**What you have to do**
Leave out the pictures and repeat the entries below verbatim.

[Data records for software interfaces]
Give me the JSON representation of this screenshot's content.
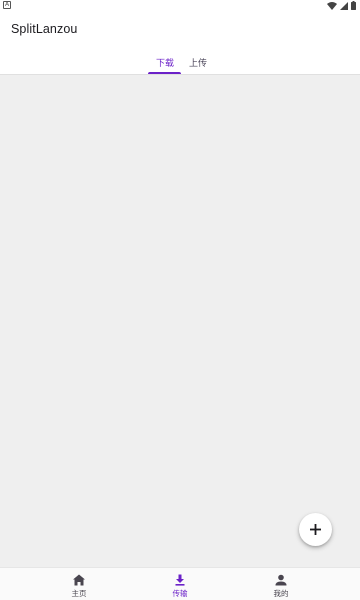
{
  "app": {
    "title": "SplitLanzou"
  },
  "status_bar": {
    "left_icon_label": "A",
    "icons": [
      "wifi-icon",
      "signal-icon",
      "battery-icon"
    ]
  },
  "tabs": [
    {
      "label": "下载",
      "active": true
    },
    {
      "label": "上传",
      "active": false
    }
  ],
  "fab": {
    "icon": "plus-icon"
  },
  "bottom_nav": [
    {
      "label": "主页",
      "icon": "home-icon",
      "active": false
    },
    {
      "label": "传输",
      "icon": "download-icon",
      "active": true
    },
    {
      "label": "我的",
      "icon": "person-icon",
      "active": false
    }
  ],
  "colors": {
    "accent": "#6b21c8",
    "content_background": "#efefef",
    "surface": "#ffffff",
    "nav_background": "#fafafa"
  }
}
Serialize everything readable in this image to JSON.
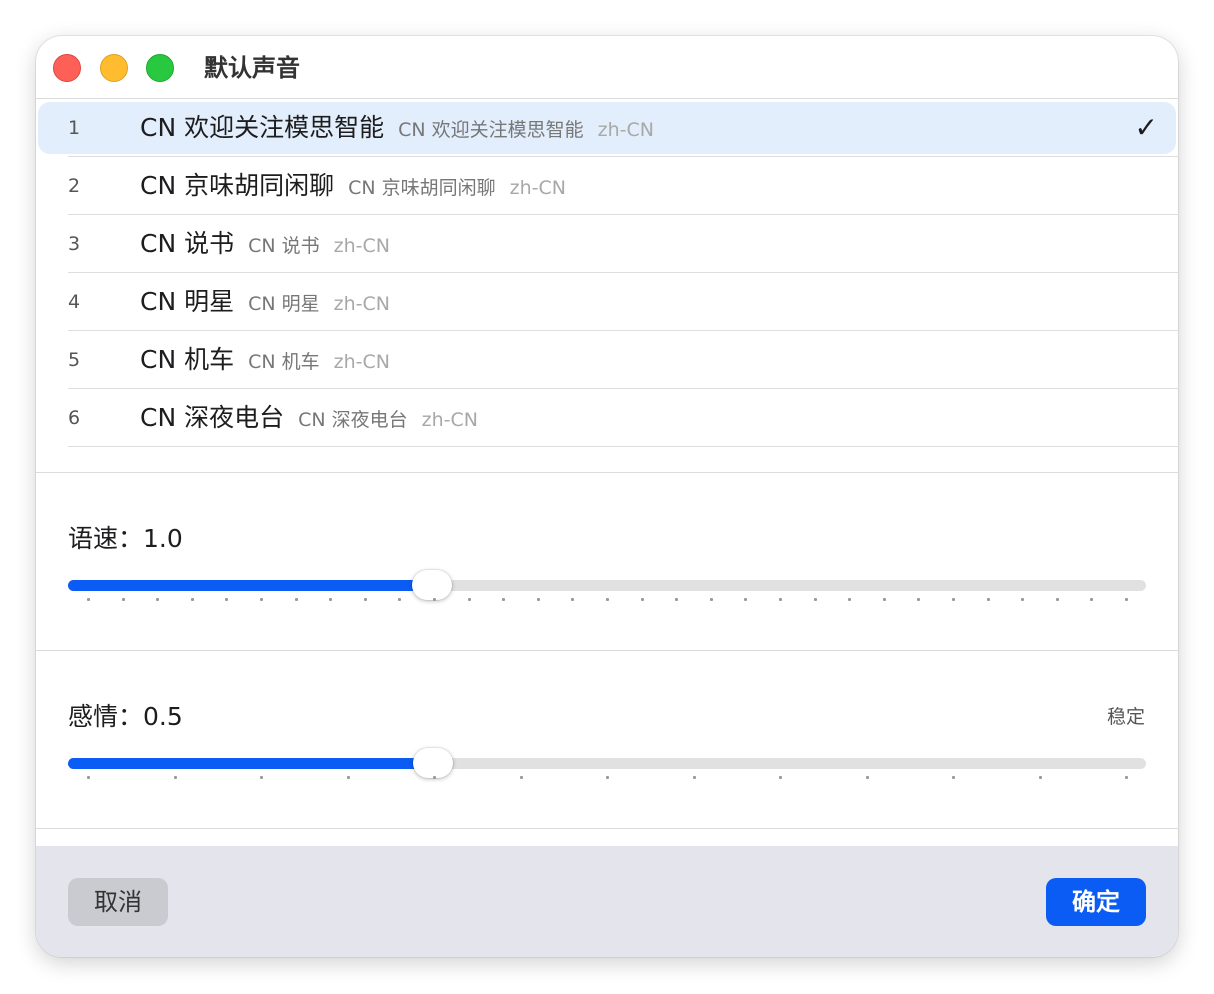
{
  "window": {
    "title": "默认声音"
  },
  "voices": [
    {
      "index": "1",
      "name": "CN 欢迎关注模思智能",
      "subtitle": "CN 欢迎关注模思智能",
      "lang": "zh-CN",
      "selected": true
    },
    {
      "index": "2",
      "name": "CN 京味胡同闲聊",
      "subtitle": "CN 京味胡同闲聊",
      "lang": "zh-CN",
      "selected": false
    },
    {
      "index": "3",
      "name": "CN 说书",
      "subtitle": "CN 说书",
      "lang": "zh-CN",
      "selected": false
    },
    {
      "index": "4",
      "name": "CN 明星",
      "subtitle": "CN 明星",
      "lang": "zh-CN",
      "selected": false
    },
    {
      "index": "5",
      "name": "CN 机车",
      "subtitle": "CN 机车",
      "lang": "zh-CN",
      "selected": false
    },
    {
      "index": "6",
      "name": "CN 深夜电台",
      "subtitle": "CN 深夜电台",
      "lang": "zh-CN",
      "selected": false
    }
  ],
  "check_mark": "✓",
  "speed": {
    "label": "语速：1.0",
    "fraction": 0.338,
    "tick_count": 31
  },
  "emotion": {
    "label": "感情：0.5",
    "right_label": "稳定",
    "fraction": 0.339,
    "tick_count": 13
  },
  "footer": {
    "cancel_label": "取消",
    "ok_label": "确定"
  },
  "colors": {
    "accent": "#0b5cf5",
    "selected_row": "#e3eefd",
    "footer_bg": "#e4e5ec"
  }
}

**Written response**
Give me the JSON representation of this screenshot's content.
{
  "app": {
    "title": "SplitLanzou"
  },
  "status_bar": {
    "left_icon_label": "A",
    "icons": [
      "wifi-icon",
      "signal-icon",
      "battery-icon"
    ]
  },
  "tabs": [
    {
      "label": "下载",
      "active": true
    },
    {
      "label": "上传",
      "active": false
    }
  ],
  "fab": {
    "icon": "plus-icon"
  },
  "bottom_nav": [
    {
      "label": "主页",
      "icon": "home-icon",
      "active": false
    },
    {
      "label": "传输",
      "icon": "download-icon",
      "active": true
    },
    {
      "label": "我的",
      "icon": "person-icon",
      "active": false
    }
  ],
  "colors": {
    "accent": "#6b21c8",
    "content_background": "#efefef",
    "surface": "#ffffff",
    "nav_background": "#fafafa"
  }
}
Serialize everything readable in this image to JSON.
{
  "window": {
    "title": "默认声音"
  },
  "voices": [
    {
      "index": "1",
      "name": "CN 欢迎关注模思智能",
      "subtitle": "CN 欢迎关注模思智能",
      "lang": "zh-CN",
      "selected": true
    },
    {
      "index": "2",
      "name": "CN 京味胡同闲聊",
      "subtitle": "CN 京味胡同闲聊",
      "lang": "zh-CN",
      "selected": false
    },
    {
      "index": "3",
      "name": "CN 说书",
      "subtitle": "CN 说书",
      "lang": "zh-CN",
      "selected": false
    },
    {
      "index": "4",
      "name": "CN 明星",
      "subtitle": "CN 明星",
      "lang": "zh-CN",
      "selected": false
    },
    {
      "index": "5",
      "name": "CN 机车",
      "subtitle": "CN 机车",
      "lang": "zh-CN",
      "selected": false
    },
    {
      "index": "6",
      "name": "CN 深夜电台",
      "subtitle": "CN 深夜电台",
      "lang": "zh-CN",
      "selected": false
    }
  ],
  "check_mark": "✓",
  "speed": {
    "label": "语速：1.0",
    "fraction": 0.338,
    "tick_count": 31
  },
  "emotion": {
    "label": "感情：0.5",
    "right_label": "稳定",
    "fraction": 0.339,
    "tick_count": 13
  },
  "footer": {
    "cancel_label": "取消",
    "ok_label": "确定"
  },
  "colors": {
    "accent": "#0b5cf5",
    "selected_row": "#e3eefd",
    "footer_bg": "#e4e5ec"
  }
}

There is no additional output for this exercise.